(Material provided)

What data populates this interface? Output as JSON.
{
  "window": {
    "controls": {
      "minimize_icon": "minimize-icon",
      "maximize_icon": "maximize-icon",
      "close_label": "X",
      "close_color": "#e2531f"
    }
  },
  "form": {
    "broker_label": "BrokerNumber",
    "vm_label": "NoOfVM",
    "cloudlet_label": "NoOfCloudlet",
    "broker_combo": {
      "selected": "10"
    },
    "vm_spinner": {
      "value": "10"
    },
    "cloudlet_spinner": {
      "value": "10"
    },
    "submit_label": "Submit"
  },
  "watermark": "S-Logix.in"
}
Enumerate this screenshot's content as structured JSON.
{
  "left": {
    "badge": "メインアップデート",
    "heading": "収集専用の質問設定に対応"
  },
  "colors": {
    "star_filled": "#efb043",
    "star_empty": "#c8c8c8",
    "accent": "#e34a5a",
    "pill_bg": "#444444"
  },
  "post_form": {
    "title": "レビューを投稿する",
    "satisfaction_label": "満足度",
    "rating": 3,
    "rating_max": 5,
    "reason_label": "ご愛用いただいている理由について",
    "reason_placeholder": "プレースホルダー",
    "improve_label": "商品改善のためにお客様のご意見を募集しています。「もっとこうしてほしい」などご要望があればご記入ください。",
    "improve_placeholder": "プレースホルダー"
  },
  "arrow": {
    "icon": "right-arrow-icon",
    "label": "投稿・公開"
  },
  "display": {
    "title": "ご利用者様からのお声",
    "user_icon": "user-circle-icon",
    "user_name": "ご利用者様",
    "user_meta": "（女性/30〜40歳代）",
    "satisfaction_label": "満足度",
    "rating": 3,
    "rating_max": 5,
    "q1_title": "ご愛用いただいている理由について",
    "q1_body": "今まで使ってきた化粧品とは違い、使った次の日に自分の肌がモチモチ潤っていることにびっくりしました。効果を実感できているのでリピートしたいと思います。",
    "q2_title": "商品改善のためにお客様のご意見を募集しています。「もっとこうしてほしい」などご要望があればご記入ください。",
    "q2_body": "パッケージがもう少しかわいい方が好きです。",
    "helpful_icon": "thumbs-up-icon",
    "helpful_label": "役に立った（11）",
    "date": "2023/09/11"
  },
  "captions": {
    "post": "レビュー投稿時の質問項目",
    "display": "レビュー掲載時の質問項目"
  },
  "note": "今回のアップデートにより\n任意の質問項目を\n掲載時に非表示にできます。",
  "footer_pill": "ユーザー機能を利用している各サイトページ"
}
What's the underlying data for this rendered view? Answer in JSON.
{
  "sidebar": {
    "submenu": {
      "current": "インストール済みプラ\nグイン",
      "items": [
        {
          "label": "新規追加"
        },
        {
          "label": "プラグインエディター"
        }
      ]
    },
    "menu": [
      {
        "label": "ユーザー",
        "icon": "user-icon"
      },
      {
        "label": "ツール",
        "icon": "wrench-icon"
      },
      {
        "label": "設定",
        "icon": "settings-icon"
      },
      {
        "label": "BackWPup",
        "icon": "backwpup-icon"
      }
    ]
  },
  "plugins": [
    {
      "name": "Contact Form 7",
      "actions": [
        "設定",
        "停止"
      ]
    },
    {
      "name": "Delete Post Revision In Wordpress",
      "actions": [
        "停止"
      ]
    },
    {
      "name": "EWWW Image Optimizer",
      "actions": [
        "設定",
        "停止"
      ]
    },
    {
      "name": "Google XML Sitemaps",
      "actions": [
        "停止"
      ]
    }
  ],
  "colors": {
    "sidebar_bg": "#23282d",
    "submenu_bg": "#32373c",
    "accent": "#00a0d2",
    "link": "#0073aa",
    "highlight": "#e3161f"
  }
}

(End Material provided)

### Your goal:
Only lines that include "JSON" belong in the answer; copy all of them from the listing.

### Solution to the problem:
What data populates this interface? Output as JSON.
Enumerate this screenshot's content as structured JSON.
What's the underlying data for this rendered view? Answer in JSON.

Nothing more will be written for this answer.